into a pulpit and preach against party Spirit, and prove all that he says by the cords of his instrument; baving a form of godliness, defiring to mimic the learned and dignified priest, using service-books for the want of spiritual matter to serve with ;' denying the power of godliness in others, calling it enthusiasm and antinomianism, in order to bring the grace of God, the servants of God, and divine inspiration, into contempt; from such Paul bids his son turn away, left they should corrupt him. They creep into bouses, to prejudice the minds of people against the servants of the Lord. as they of the circumcision used to do, who subverted whole houses ; ever learning scraps of Latin, Greek, and Hebrew, but never able to come to the knowledge of the truth as it is in Jesus.
Paul advises his son to flee youthful lufts, to follow righteousness in heart and life; faith also, the object of it, the doctrines of it, the grace of it, the exercise of it, and the life of it. Charity, or love to God as the supreme object; and to the saints, the objects of God's love, or to all that love our Lord Jesus Christ in fincerity and truth; and to follow peace with all that call on the Lord out of a pure beart; but not with them that call on the Lord to bless their Nander, ridicule, villany.
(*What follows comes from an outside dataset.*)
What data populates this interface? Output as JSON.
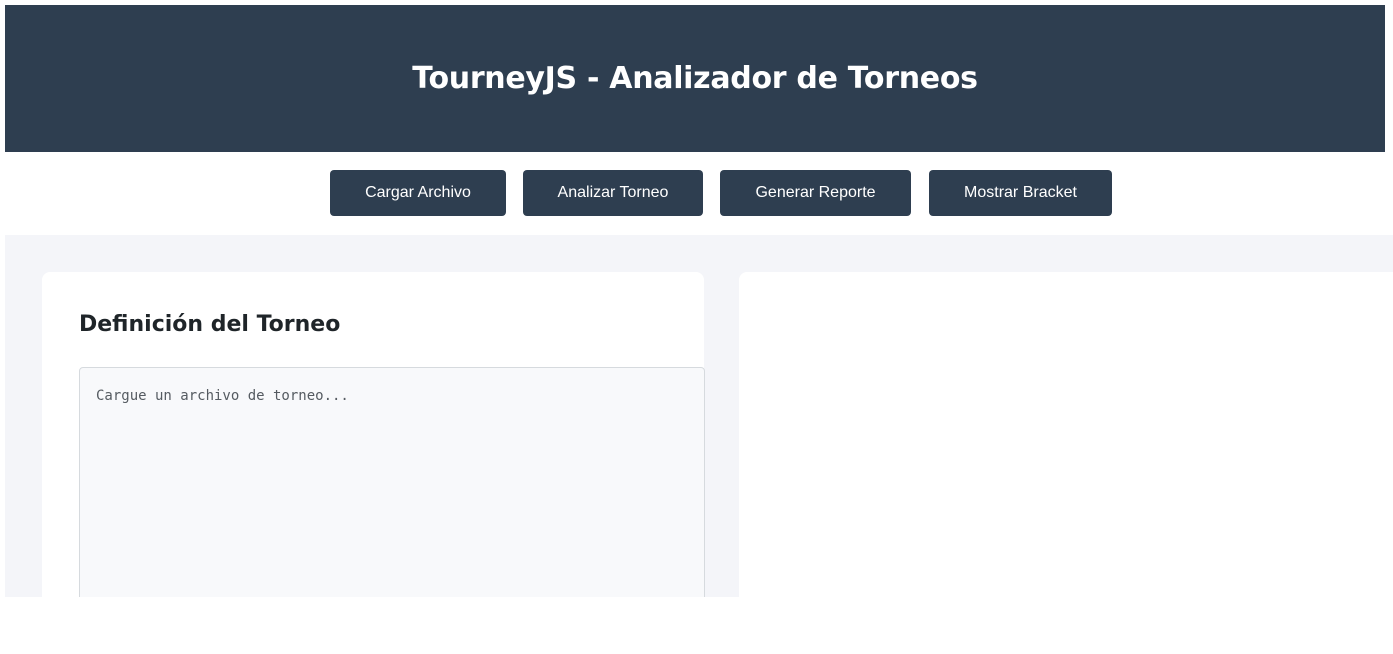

He instructs him, telling him that in a great house, as God's church is, there are not only vesels of gold--that is, there are not only vessels of
mercy, with precious and tried faith in them, and vessels of silver, purified and made whice; but there are vessels of wood, barren trees, dry sticks, fruitless profeffors, and withered branches, fit for nothing but femel; and vessels of earth, without any divine treasure in them, vessels of dishonour; If a man purge himself from these, be Joall be a vessel unto honour, sanctified and meet for the master's use, and prepared unto every good work,
Paul encourages his son to shew himself approved unto God, that men might see that he was one whom God approved, a workman that needetb not 10 be ashamed, rightly dividing the word of truth, describing the law and the gospel, the faint and the finner ; giving a portion to seven, and also to cight, Eccl. xi. 2. a portion to the church of God, and to the synagogue of Satan, feeding the family of heaven with milk and meat, and the hardened hypocrite witb judgment, Ezek. xxxiv, 16. Thus much by way of introduction to my text. I hall now consider the words in order as they lay before me, which are introduced thus : But foolish or unlearned questions avoid, knowing that they do gender strifes. And the servant of the Lord must not friva ; but be gentle unto all men, apt to teach, patient ; in meekness instructing those that oppose themselves : which for method's sake, I will endeavour to do in the following manner.